PROBLEM
Please give the number of lines in the records below that include "Андрей", with no other output.

=-=-=

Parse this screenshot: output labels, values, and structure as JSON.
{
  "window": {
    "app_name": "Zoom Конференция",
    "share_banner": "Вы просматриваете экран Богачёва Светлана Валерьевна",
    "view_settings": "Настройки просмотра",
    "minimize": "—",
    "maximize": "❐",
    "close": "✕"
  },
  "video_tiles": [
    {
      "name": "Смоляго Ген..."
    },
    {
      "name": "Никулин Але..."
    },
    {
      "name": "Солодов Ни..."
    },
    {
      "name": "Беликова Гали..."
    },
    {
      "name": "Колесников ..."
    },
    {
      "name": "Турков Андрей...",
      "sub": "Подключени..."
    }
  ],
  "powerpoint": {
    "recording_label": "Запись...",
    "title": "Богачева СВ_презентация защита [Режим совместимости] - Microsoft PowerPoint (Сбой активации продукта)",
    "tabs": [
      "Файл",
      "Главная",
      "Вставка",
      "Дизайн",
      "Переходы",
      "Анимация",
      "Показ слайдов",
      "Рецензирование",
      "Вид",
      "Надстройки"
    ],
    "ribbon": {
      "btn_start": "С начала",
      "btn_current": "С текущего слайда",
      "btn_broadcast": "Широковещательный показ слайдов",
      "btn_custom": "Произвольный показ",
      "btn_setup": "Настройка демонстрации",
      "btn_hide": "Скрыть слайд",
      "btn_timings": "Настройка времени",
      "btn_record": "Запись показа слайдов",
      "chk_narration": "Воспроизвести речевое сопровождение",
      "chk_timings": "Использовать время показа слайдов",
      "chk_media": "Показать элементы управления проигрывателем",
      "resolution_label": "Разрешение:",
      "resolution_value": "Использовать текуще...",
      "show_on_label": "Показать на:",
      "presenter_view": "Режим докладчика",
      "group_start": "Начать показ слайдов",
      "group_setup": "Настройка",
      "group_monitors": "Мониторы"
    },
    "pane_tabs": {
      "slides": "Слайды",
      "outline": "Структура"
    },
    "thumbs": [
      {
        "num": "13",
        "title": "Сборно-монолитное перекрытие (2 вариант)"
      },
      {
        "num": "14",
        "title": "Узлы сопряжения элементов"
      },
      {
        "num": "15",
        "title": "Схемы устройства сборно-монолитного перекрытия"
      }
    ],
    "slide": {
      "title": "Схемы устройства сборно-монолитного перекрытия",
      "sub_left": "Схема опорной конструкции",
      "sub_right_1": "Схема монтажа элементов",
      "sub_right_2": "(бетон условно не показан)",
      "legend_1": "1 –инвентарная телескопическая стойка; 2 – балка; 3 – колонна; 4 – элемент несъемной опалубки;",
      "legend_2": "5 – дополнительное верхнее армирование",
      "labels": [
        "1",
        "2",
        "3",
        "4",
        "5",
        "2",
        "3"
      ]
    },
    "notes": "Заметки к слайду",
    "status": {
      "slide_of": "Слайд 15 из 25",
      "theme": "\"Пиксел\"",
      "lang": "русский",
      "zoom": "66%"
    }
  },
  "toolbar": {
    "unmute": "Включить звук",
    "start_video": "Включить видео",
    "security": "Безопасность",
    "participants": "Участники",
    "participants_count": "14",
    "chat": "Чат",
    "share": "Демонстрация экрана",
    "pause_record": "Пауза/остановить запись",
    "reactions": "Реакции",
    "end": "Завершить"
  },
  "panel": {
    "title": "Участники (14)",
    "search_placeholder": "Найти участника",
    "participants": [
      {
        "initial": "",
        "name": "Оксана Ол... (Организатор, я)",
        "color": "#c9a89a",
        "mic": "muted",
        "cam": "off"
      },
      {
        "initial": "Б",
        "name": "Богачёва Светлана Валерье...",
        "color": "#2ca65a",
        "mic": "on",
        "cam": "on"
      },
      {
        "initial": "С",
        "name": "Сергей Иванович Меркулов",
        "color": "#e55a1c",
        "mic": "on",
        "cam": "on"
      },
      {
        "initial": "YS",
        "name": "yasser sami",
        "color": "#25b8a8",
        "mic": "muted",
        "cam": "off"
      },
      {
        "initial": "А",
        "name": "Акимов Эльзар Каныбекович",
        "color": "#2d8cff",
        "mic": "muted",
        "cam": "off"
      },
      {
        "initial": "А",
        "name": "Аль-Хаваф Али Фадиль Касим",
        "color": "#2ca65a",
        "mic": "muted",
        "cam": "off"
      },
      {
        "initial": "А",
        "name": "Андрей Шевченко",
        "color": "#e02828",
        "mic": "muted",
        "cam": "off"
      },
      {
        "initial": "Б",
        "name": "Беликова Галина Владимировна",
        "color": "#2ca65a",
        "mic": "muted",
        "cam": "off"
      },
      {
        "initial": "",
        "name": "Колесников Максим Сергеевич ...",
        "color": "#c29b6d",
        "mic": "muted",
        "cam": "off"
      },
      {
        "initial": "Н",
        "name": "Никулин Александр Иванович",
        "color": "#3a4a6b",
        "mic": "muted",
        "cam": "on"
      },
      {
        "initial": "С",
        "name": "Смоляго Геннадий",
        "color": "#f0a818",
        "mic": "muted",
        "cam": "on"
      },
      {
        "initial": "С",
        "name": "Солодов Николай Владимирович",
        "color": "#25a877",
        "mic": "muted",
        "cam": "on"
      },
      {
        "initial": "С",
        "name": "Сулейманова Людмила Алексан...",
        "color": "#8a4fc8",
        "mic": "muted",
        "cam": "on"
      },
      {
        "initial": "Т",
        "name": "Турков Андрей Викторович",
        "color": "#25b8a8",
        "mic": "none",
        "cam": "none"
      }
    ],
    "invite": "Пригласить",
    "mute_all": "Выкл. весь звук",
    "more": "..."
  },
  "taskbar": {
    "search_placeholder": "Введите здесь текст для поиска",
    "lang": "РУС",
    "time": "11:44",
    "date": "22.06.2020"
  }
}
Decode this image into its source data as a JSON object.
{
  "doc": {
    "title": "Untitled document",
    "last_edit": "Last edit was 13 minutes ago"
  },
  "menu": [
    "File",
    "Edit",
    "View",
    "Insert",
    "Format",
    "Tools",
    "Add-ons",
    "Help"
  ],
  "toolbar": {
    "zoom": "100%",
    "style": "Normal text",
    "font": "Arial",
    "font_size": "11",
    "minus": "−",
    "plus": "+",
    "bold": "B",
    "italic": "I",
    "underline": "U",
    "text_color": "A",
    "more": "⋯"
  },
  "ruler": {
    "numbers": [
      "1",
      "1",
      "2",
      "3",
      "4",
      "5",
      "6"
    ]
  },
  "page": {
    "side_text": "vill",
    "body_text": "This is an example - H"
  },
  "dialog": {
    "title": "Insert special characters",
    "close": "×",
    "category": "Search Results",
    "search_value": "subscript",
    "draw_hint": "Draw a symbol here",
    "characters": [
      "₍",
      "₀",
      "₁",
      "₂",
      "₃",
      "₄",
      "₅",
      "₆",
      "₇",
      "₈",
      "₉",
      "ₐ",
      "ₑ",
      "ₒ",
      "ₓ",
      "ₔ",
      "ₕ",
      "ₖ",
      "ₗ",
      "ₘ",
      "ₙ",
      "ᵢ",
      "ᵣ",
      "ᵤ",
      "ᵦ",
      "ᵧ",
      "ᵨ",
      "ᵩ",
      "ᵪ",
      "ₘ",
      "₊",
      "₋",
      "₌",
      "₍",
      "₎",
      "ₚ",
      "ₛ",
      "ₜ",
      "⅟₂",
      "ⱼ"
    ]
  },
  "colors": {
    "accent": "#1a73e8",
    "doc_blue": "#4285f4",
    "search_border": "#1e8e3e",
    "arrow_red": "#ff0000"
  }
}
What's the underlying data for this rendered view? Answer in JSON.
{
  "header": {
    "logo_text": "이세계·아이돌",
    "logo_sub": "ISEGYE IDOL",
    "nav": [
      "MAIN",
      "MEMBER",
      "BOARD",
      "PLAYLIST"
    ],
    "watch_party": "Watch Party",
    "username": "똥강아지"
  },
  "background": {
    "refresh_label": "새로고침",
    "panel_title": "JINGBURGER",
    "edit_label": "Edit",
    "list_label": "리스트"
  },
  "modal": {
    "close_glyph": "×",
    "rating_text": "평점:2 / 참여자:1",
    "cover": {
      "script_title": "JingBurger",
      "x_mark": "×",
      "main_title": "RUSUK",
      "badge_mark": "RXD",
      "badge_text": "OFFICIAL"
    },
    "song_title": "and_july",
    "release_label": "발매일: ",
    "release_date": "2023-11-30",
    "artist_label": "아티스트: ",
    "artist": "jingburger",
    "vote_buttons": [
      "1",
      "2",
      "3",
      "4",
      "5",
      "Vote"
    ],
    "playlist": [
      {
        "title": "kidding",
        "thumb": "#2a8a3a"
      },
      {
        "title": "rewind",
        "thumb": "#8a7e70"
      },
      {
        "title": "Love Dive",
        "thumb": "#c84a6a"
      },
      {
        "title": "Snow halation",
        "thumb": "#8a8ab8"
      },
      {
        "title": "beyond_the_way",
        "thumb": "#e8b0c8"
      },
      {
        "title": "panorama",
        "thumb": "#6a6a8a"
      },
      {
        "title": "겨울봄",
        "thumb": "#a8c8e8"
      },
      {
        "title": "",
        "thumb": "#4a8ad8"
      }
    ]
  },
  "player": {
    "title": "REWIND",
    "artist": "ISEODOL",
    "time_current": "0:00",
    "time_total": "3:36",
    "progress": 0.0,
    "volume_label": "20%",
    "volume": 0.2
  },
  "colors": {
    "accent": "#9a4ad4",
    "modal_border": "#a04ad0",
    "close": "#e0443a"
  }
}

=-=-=

REPLY
3